OS data from MONALEESA 7 showed that ribociclib plus ET was associated with clinically and statistically significantly longer OS than ET alone in premenopausal patients with HR+, HER2- ABC (median OS: not reached versus 40.9 months in the ribociclib versus placebo arms, respectively; HR: 0.712; 95% CI: 0.54–0.95; p=0.00973).32 These results are supported by those from MONALEESA 3, in which median OS was not reached versus 40.0 months for the ribociclib and placebo arms, respectively (HR: 0.724; 95% CI: 0.568–0.924; p=0.00455).30 In PALOMA 3, there was clinically meaningful but not statistically significant improvement in OS with palbociclib compared with placebo in combination with fulvestrant in second and further-line-treated patients: median OS was 34.9 months in the palbociclib-fulvestrant group and 28.0 months in the placebo-fulvestrant group (HR: 0.81; 95% CI: 0.64–1.03; p=0.09; absolute difference: 6.9 months).33
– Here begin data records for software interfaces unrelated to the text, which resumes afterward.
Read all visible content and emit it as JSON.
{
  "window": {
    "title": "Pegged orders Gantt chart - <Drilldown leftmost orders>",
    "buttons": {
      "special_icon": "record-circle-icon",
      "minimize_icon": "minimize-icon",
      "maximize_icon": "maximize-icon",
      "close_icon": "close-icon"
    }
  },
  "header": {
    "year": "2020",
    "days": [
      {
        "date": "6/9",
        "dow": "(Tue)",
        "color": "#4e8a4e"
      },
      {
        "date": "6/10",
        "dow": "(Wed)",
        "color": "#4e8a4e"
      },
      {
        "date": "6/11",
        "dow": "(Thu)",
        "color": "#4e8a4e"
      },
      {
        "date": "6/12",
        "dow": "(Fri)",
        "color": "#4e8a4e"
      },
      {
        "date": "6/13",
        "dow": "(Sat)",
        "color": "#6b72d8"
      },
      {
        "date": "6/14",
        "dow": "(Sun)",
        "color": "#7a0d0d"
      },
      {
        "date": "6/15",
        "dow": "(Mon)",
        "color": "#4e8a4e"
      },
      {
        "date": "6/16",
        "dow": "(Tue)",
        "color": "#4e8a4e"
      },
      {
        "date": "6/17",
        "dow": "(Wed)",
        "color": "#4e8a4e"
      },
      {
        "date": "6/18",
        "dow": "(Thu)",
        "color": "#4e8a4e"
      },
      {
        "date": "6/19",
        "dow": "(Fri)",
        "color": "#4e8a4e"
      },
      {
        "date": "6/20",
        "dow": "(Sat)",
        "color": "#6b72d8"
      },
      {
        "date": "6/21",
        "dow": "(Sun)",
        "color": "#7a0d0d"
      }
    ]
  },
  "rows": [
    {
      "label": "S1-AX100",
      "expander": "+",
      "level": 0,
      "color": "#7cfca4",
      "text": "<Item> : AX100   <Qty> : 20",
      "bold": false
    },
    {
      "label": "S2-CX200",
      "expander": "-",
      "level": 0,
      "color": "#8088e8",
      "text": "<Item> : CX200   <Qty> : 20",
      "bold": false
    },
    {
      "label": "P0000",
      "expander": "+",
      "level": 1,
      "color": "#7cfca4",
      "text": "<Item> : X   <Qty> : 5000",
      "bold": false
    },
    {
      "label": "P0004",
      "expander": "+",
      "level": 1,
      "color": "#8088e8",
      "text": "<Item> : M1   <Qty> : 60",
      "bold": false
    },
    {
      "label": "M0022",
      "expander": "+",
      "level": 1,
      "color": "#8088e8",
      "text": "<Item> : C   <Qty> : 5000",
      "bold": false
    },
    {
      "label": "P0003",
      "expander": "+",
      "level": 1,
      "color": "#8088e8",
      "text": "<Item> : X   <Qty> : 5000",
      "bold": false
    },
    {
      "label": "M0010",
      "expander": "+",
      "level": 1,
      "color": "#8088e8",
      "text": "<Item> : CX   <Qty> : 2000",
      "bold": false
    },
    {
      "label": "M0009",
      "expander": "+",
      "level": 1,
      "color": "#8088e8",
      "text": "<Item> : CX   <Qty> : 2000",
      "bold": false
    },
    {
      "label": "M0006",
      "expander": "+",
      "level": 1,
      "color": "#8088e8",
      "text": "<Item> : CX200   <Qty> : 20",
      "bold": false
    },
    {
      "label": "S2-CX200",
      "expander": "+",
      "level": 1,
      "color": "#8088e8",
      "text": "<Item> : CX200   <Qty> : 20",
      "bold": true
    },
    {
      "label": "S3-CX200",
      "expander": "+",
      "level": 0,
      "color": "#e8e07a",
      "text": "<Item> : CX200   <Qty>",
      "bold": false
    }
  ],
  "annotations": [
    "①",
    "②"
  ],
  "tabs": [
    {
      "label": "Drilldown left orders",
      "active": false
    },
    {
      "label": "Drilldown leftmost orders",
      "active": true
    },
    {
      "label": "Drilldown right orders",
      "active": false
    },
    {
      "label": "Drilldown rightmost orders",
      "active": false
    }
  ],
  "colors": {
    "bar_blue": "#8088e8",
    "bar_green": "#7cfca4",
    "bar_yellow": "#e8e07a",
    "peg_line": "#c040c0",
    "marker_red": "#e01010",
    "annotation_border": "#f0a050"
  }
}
The OS findings from MONALEESA 3, MONALEESA 7, and PALOMA 3 are consistent with those from MONARCH 2 in this review and show that CDK4/6 inhibitors are associated with clear and meaningful clinical benefit for patients with HR+, HER2- ABC. The clear survival benefit with abemaciclib in HR+, HER2- ABC patients with visceral metastases in MONARCH 2 was also seen with ribociclib in this patient subgroup in CompLEEment-1, an openlabel, Phase IIIb study evaluating ribociclib and letrozole as firstline therapy in an expanded population (clinical benefit rate: 62.8%; 95% CI: 60.3–65.2).34 Overall, these data show that CDK4/6 inhibitors improve PFS in the first and secondline setting in HR+, HER2- ABC and this translates into an improvement in OS, with clear survival benefits observed in patient subgroups that have a poorer prognosis.